# [TASK STATEMENT]
Beneath this task are records; count the lines among them that contain the word "anirudhemmadi" and answer with the number only.

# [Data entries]
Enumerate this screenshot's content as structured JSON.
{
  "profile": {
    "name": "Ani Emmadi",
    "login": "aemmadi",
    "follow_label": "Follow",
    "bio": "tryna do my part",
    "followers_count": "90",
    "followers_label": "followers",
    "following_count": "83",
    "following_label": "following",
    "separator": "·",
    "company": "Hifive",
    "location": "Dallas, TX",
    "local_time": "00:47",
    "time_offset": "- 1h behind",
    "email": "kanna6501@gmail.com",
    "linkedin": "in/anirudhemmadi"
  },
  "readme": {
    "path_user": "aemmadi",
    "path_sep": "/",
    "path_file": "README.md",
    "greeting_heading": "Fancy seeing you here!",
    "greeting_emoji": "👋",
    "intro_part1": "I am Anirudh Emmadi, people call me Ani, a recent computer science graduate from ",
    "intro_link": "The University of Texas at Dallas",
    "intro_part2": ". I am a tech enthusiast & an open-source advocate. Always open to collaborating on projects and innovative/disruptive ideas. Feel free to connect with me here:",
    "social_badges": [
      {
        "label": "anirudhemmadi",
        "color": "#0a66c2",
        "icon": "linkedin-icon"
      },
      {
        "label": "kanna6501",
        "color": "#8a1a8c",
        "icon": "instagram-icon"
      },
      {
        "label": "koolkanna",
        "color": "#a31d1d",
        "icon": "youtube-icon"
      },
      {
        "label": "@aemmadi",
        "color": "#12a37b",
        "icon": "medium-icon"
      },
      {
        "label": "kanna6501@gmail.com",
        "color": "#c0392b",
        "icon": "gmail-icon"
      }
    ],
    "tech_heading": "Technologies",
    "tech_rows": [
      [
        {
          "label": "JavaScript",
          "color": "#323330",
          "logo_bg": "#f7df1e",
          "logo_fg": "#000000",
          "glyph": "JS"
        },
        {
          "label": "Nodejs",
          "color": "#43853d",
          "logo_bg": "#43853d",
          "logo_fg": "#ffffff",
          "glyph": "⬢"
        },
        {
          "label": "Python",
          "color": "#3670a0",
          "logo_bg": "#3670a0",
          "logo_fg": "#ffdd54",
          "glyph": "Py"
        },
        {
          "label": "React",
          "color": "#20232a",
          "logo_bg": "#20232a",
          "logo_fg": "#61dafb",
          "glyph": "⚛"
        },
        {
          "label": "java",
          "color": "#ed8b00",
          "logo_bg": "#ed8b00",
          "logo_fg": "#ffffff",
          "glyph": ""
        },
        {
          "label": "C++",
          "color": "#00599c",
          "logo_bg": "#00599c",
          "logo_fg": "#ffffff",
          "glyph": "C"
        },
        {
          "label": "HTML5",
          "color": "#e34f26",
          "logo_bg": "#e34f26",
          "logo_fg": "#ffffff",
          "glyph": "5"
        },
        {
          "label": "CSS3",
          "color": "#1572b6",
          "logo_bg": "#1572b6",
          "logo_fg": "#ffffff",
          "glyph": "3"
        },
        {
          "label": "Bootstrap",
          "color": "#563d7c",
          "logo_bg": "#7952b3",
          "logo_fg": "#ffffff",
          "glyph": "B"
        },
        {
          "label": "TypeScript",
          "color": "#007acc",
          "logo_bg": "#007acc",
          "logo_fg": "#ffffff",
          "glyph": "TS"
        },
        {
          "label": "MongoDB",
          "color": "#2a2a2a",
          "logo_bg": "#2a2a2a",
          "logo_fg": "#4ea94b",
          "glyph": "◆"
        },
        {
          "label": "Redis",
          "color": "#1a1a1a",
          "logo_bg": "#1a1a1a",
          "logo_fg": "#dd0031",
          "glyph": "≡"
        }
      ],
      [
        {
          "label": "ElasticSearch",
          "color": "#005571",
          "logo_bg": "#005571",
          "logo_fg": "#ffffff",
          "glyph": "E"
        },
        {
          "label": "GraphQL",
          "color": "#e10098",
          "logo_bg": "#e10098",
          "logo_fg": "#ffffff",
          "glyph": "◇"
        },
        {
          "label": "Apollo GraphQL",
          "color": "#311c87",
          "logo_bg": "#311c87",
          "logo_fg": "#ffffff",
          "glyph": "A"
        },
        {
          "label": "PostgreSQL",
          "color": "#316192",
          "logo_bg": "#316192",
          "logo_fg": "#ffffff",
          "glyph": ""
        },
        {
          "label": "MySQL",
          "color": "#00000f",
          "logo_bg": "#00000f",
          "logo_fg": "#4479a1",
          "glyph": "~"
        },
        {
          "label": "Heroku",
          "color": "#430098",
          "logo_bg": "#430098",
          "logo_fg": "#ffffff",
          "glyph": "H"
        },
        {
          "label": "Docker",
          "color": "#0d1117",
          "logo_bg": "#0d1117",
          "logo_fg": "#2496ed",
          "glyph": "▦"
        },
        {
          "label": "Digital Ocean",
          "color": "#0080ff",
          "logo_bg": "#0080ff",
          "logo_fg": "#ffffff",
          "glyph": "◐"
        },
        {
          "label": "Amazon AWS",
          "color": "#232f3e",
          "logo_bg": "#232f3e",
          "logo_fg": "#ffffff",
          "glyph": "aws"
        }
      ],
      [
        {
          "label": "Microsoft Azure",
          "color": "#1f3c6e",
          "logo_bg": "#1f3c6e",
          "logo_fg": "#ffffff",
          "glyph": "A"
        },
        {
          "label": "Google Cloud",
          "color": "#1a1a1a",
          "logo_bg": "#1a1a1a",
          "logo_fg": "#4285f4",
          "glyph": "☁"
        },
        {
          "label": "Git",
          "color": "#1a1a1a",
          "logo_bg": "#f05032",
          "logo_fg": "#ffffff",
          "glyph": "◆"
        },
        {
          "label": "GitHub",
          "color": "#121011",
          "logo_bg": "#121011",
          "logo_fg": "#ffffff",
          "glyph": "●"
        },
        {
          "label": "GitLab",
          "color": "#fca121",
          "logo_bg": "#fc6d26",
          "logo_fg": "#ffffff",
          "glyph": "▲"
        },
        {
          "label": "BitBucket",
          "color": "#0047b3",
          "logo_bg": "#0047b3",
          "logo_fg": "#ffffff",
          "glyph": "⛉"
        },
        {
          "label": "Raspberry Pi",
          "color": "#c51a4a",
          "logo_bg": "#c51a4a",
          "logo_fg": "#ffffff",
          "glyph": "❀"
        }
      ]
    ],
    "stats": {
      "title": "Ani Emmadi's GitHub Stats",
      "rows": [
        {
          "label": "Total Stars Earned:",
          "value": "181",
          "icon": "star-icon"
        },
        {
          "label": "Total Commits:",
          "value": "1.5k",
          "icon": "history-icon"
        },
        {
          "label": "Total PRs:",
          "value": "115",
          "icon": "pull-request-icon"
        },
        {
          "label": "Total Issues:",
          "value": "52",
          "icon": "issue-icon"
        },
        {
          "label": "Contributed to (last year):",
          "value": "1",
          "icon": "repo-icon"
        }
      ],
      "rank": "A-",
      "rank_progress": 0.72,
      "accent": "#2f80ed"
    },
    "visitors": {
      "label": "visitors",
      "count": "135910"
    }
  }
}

# [TASK RESPONSE]
2